Located in the Turkish province of Mugla, the city of Bodrum lies on the southernmost coast of the Bodrum Peninsular at a point that checks entry into the Gulf of Gokova. In ancient times the city was known for housing the Mausoleum of Mausolus, one of the Seven Wonders of the Ancient World, and was also called Halicarnassus. Bodrum Castle was built in the 15th century by the Knights Hospitaller and stands proudly over the harbour and marina. The castle's grounds hosts a number of cultural festivals throughout the years and is also home to the Museum of Underwater Archaeology.

A popular spectacle if visiting the city in October or November takes place in nearby Bargilya where the locals can be seen harvesting olives. There is a pretty lagoon there and some lovely fish restaurants.

Bodrum Cruise Port is located 36 km from the Milas International Airport and few minute walk to the city centre. The Port has the capacity to service at least two large cruise vessels at a time together with three motorboats. The port also has three ferryboat ramps. The port has ferries to other nearby Turkish and Greek ports and islands.

Kos Guide

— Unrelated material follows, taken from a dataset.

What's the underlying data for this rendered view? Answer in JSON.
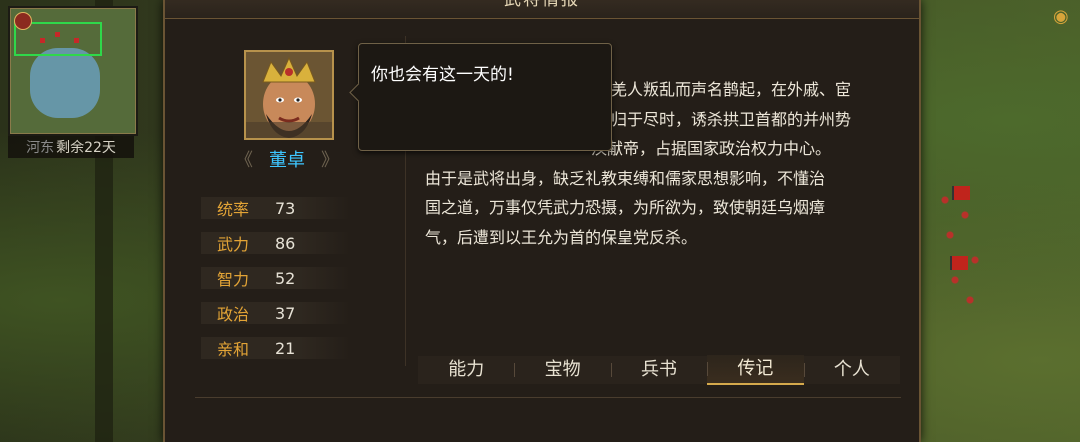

Kos is a Greek island that lies in the eastern Aegean Sea and is situated to the south of the island of Kalymnos and to the north of the island of Nisyros. The island, which is only around 3 miles off the Turkish coast and sits in the Keramiko Gulf, or the Kos Gulf, is the third largest of the Dodecanese islands. Kos is a well known and popular holiday destination where visitors go to enjoy the island's beaches. Kos was also one of the first Greek islands to recognise the benefits of tourism to its economy and as a result many hotels were built along the island's long and sandy coastline in the east and south. Cycling is a popular activity on Kos as the island's terrain is quite flat and because there are many bicycle hire outlets throughout the island along with some dedicated cycle paths between some of the larger hotels.

There are daily services between Kos and Piraeus along with services between Kos and the rest of the Dodecanese, the islands of the north eastern Aegean and Turkey. The trip by conventional ferry can take up to 13 hours, depending on the intermediate stopovers, and the trip with a high speed boat can take between 5 and 8 hours.